The disinformation war between Russia and the West accelerated this week when Russia blocked access to Facebook and Twitter to all its citizens, in response to Facebook and Instagram removing Russia Today (RT) and Sputnik from their sites in the UK and EU.
Russia is bolstering up its efforts to control the online spread of information about the invasion of Ukraine as part of the ongoing cyberwar between Russia and the West. It has also blocked Russian access to the BBC, Voice of America, German broadcaster Deutsche Welle and Latvian website Meduza.
Russia’s attempts to eliminate what Moscow views as ‘fake’ reports circulating to its people online can be seen as part of a much bigger cyber battle between East and West. A battle between a free and open internet and one which is state-controlled, reinforcing a state’s ideological values.
An attempt to build and control a completely new internet by China, entirely separate from the existing free and open model, has been dubbed the ‘splinternet’.
In late 2019 Chinese engineers from Huawei presented to the International Telecommunications Union, (a UN agency that establishes common global standards for tech) their vision of a new internet based on a New IP (internet protocol). The Chinese argument was that the internet as it currently exists is fundamentally broken, a relic that has been outgrown by new technology and should be rebuilt from the bottom-up.
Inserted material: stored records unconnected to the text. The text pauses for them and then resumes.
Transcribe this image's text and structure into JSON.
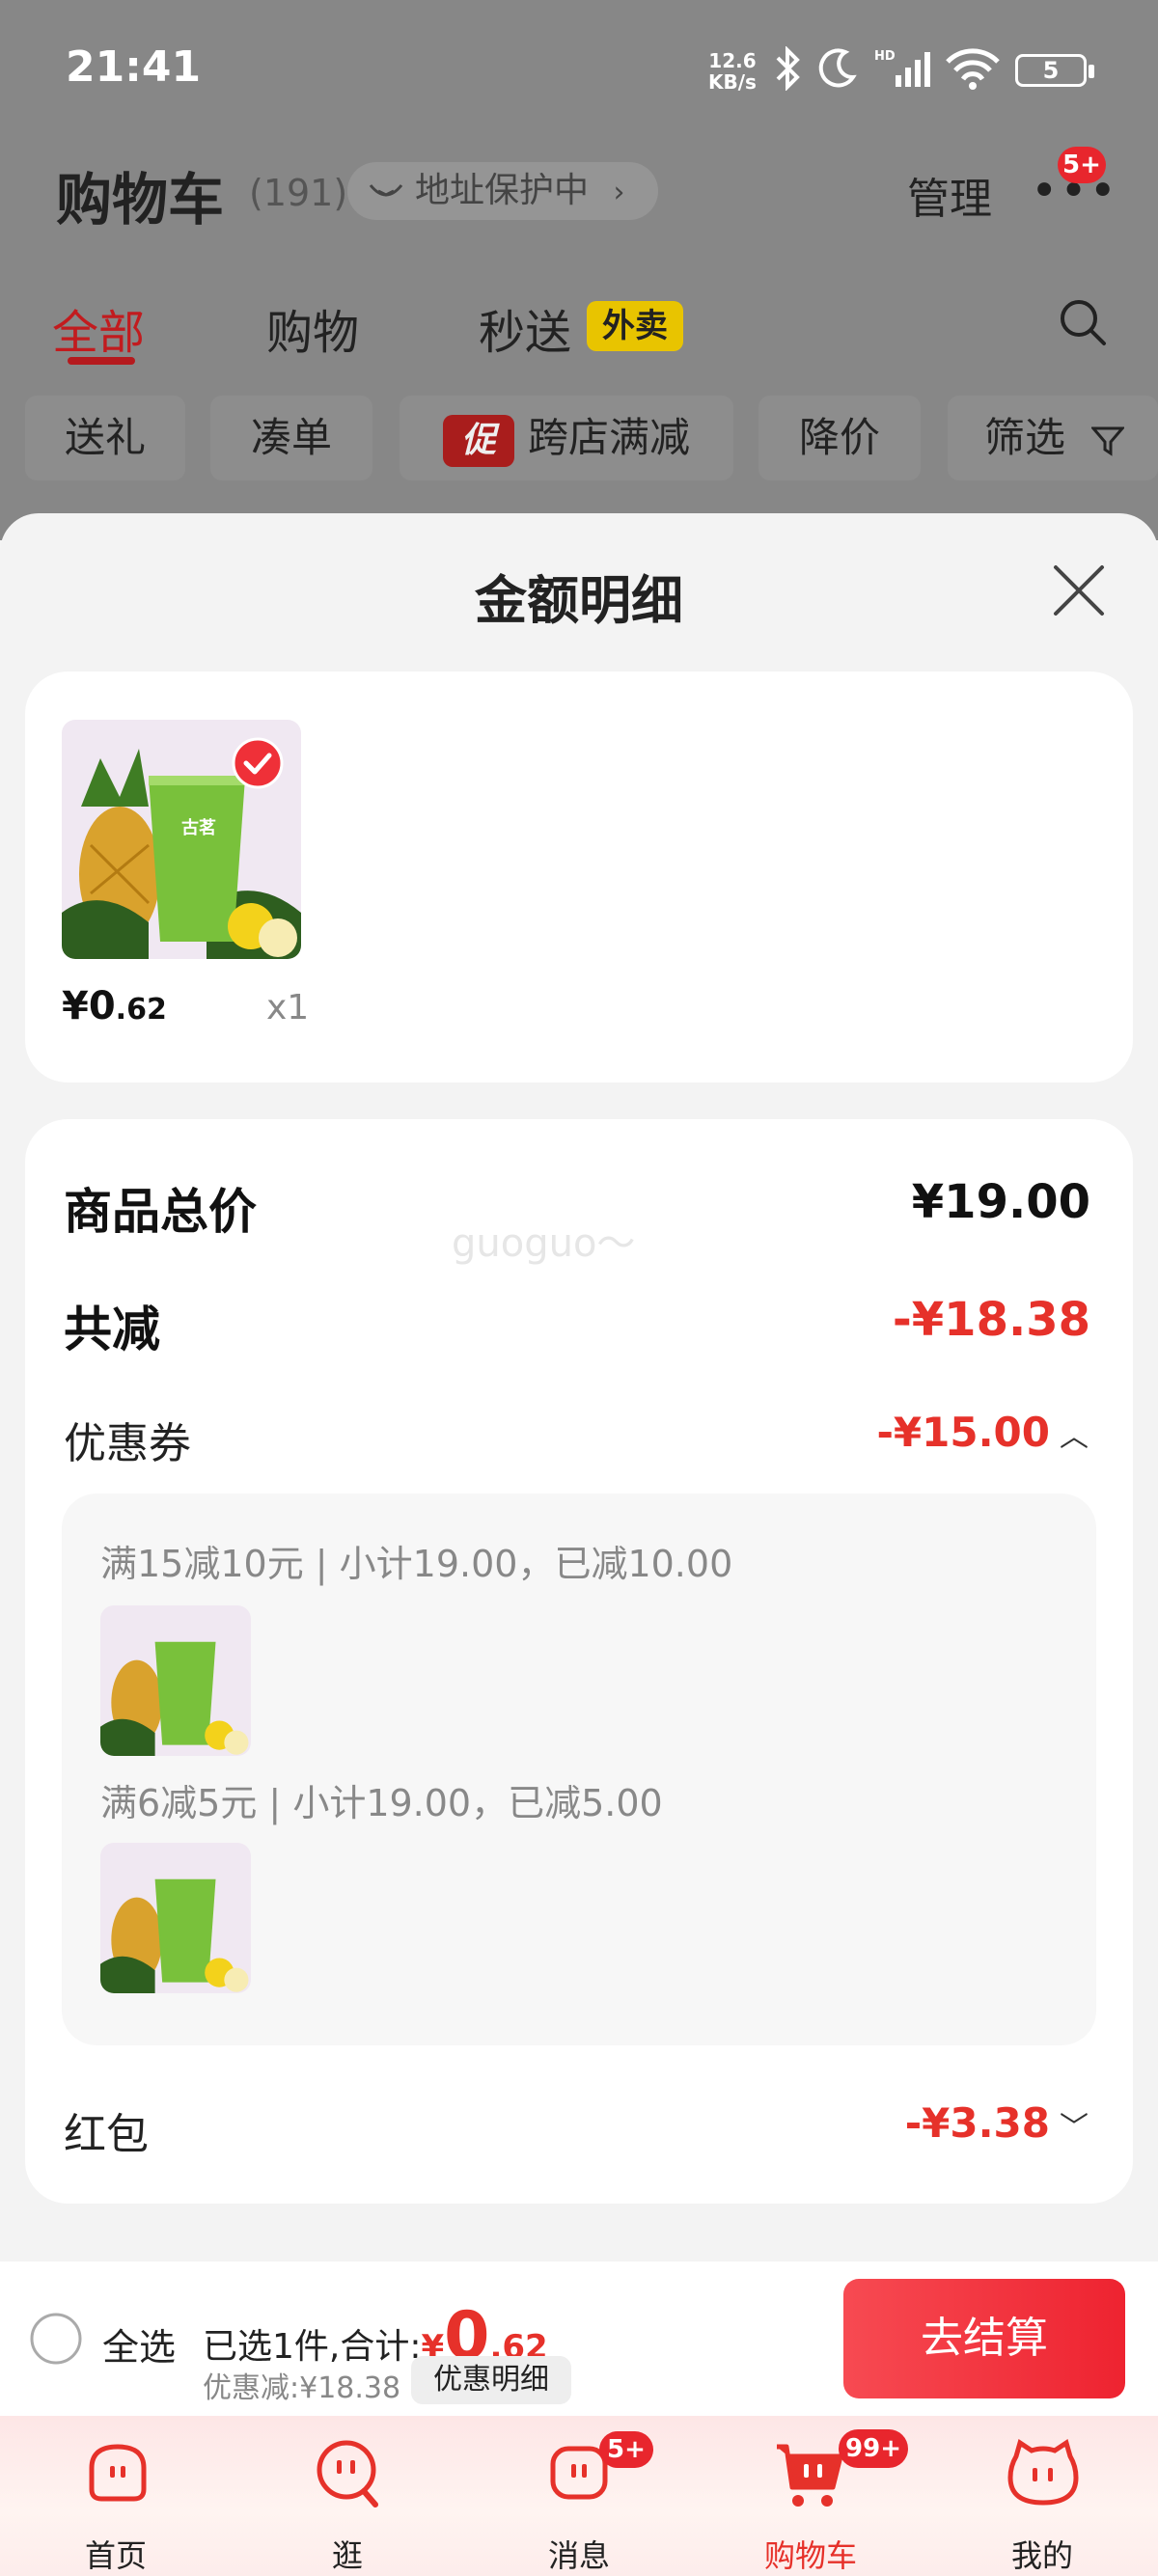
{
  "status_bar": {
    "time": "21:41",
    "net_speed_value": "12.6",
    "net_speed_unit": "KB/s",
    "battery": "5"
  },
  "header": {
    "title": "购物车",
    "count": "(191)",
    "address_badge": "地址保护中",
    "manage": "管理",
    "notify_badge": "5+"
  },
  "tabs": [
    {
      "label": "全部"
    },
    {
      "label": "购物"
    },
    {
      "label": "秒送"
    }
  ],
  "tab_tag": "外卖",
  "chips": [
    {
      "label": "送礼"
    },
    {
      "label": "凑单"
    },
    {
      "label": "跨店满减",
      "tag": "促"
    },
    {
      "label": "降价"
    },
    {
      "label": "筛选"
    }
  ],
  "sheet": {
    "title": "金额明细",
    "product": {
      "product_price_int": "¥0",
      "product_price_dec": ".62",
      "qty": "x1",
      "cup_text": "古茗"
    },
    "summary": {
      "total_label": "商品总价",
      "total_value": "¥19.00",
      "reduce_label": "共减",
      "reduce_value": "-¥18.38",
      "coupon_label": "优惠券",
      "coupon_value": "-¥15.00",
      "coupon_details": [
        {
          "text": "满15减10元 | 小计19.00，已减10.00"
        },
        {
          "text": "满6减5元 | 小计19.00，已减5.00"
        }
      ],
      "redpacket_label": "红包",
      "redpacket_value": "-¥3.38"
    },
    "watermark": "guoguo～"
  },
  "bottom": {
    "select_all": "全选",
    "selected_prefix": "已选1件,合计:",
    "total_currency": "¥",
    "total_int": "0",
    "total_dec": ".62",
    "discount": "优惠减:¥18.38",
    "detail_button": "优惠明细",
    "checkout": "去结算"
  },
  "nav": [
    {
      "label": "首页",
      "badge": ""
    },
    {
      "label": "逛",
      "badge": ""
    },
    {
      "label": "消息",
      "badge": "5+"
    },
    {
      "label": "购物车",
      "badge": "99+"
    },
    {
      "label": "我的",
      "badge": ""
    }
  ],
  "colors": {
    "accent_red": "#e6312a",
    "tab_red": "#c21b1e",
    "waimai_yellow": "#e8c400",
    "overlay_gray": "#878787"
  }
}
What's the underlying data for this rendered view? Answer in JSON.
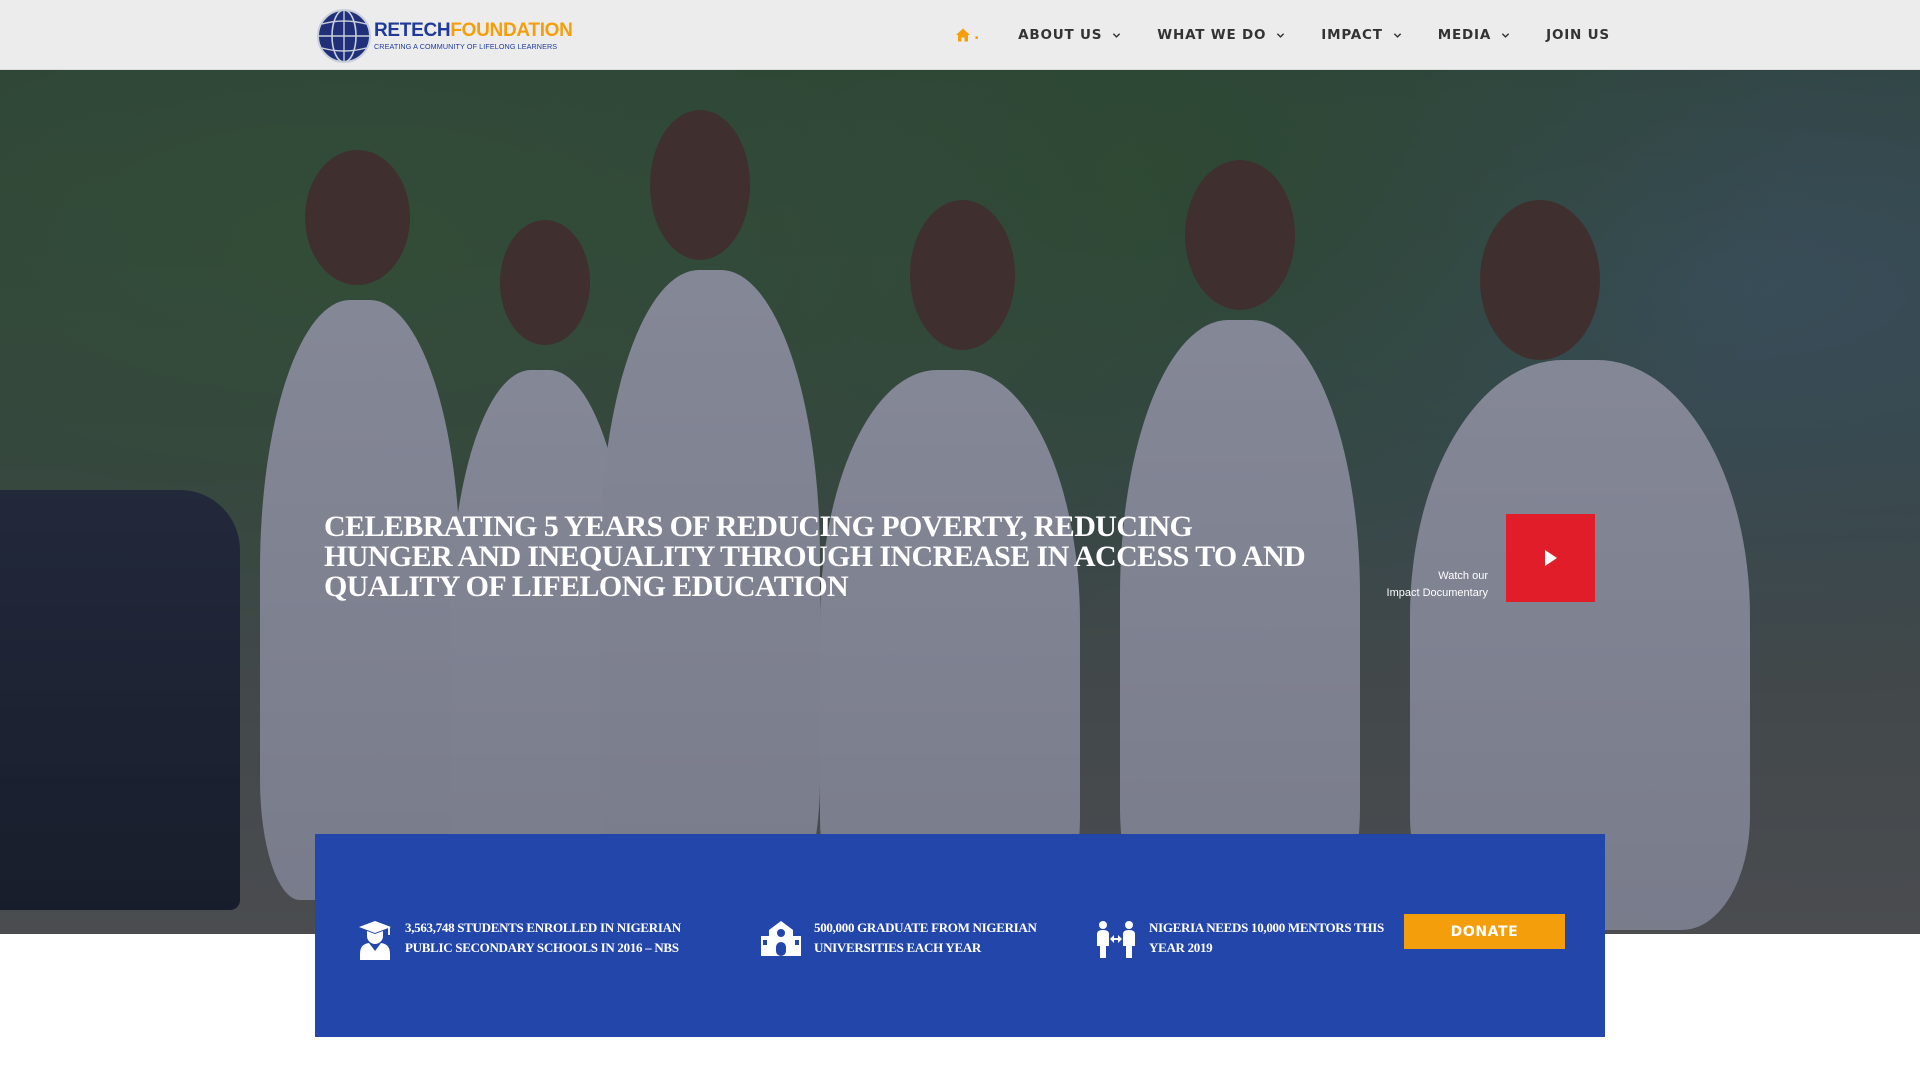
{
  "header": {
    "logo": {
      "name_part1": "RETECH",
      "name_part2": "FOUNDATION",
      "tagline": "CREATING A COMMUNITY OF LIFELONG LEARNERS"
    },
    "nav": {
      "home_icon": "home-icon",
      "home_label": ".",
      "items": [
        {
          "label": "ABOUT US",
          "has_dropdown": true
        },
        {
          "label": "WHAT WE DO",
          "has_dropdown": true
        },
        {
          "label": "IMPACT",
          "has_dropdown": true
        },
        {
          "label": "MEDIA",
          "has_dropdown": true
        },
        {
          "label": "JOIN US",
          "has_dropdown": false
        }
      ]
    }
  },
  "hero": {
    "headline": "CELEBRATING 5 YEARS OF REDUCING POVERTY, REDUCING HUNGER AND INEQUALITY THROUGH INCREASE IN ACCESS TO AND QUALITY OF LIFELONG EDUCATION",
    "watch_line1": "Watch our",
    "watch_line2": "Impact Documentary",
    "play_icon": "play-icon"
  },
  "stats": {
    "items": [
      {
        "icon": "graduate-icon",
        "text": "3,563,748 STUDENTS ENROLLED IN NIGERIAN PUBLIC SECONDARY SCHOOLS IN 2016 – NBS"
      },
      {
        "icon": "school-building-icon",
        "text": "500,000 GRADUATE FROM NIGERIAN UNIVERSITIES EACH YEAR"
      },
      {
        "icon": "mentorship-icon",
        "text": "NIGERIA NEEDS 10,000 MENTORS THIS YEAR 2019"
      }
    ],
    "donate_label": "DONATE"
  },
  "colors": {
    "accent_orange": "#f59e0b",
    "brand_blue": "#2346aa",
    "play_red": "#e11d2a",
    "header_bg": "#ececec"
  }
}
Few western governments would disagree that the current model of a self-regulated internet dominated by the huge wealth and power of the privately-owned Big Tech behemoths is broken. But the creation of a splinternet that replaces this with state-controlled ‘mini-internets’ in each country seems not so much about cleaning up the existing internet, more about creating a completely different online reality: one which can be used to control a state’s citizens. The Chinese splinternet version of the internet would be separate and ideologically distinct from the free and open internet – the same internet that Russia is also now trying to block its citizens from.
Saudi Arabia, Iran and Russia have all shown support for the Chinese proposals for the New IP technologies and China have said that any country will be free to adopt it.
The Great Firewall v the global internet
The proposal for completely rebuilding the internet came after many years of China imposing ever more stringent methods to block and control access to the existing open internet. But despite huge efforts the Chinese government knows it has not been completely effective at blocking content they consider dangerous or sensitive.
In the same way up until now Russian citizens have been able to access reports of the invasion of Ukraine on social media which tell a very different story to government-controlled media – creating real problems for the Russian government. Younger Russians, more active on independent or foreign-owned platforms such as Instagram and Telegram are expressing support for Ukraine and hearing anti-government views. As a result only 47 percent of younger Russians say they support the war.
Telegram, which allows total anonymity and provides strong encryption, has still so far proved unblockable by the Russian government which has prompted the introduction of a bill that criminalises the spreading of what the government deems to be “fake” reports on the war, with prison sentences of up to 15 years.
New and old technologies being used to circumvent censorship
The BBC has made its international news site available via the Tor network (a privacy-focused browser which obscures who is using it and what data is being accessed, helping people avoid government surveillance and censorship), more commonly used to access the dark web. It’s also recommended the use of Psiphon a free and open-source ‘Internet censorship circumvention tool’.
The BBC is relying on a rather older technology too to ensure access to news, in the form of its shortwave radio service in both Ukraine and Russia. The BBC’s shortwave radio broadcast can be found on 15735 kHz from 4pm to 6pm and on 5875 kHz from 10pm to midnight, Ukraine time.
Digital citizenship in a cyberwar
Talk of a splinternet and government bans and censorship may make internet users watching from afar feel helpless as a cyberwar wages around us. What does good digital citizenship look like at times like these? My checklist includes:
- Checking the source of any social media clips before sharing – if in doubt don’t.
- Cross-checking online information against reputable news sources (ie BBC, The Guardian) before amplifying.
- Sharing humanitarian information on how to help those affected (ie from the Disasters Emergency Committee, the International Red Cross).
My latest book My Brain Has Too Many Tabs Open is all about how to live healthily and happily with tech and contains an extended manifesto for good digital citizenship.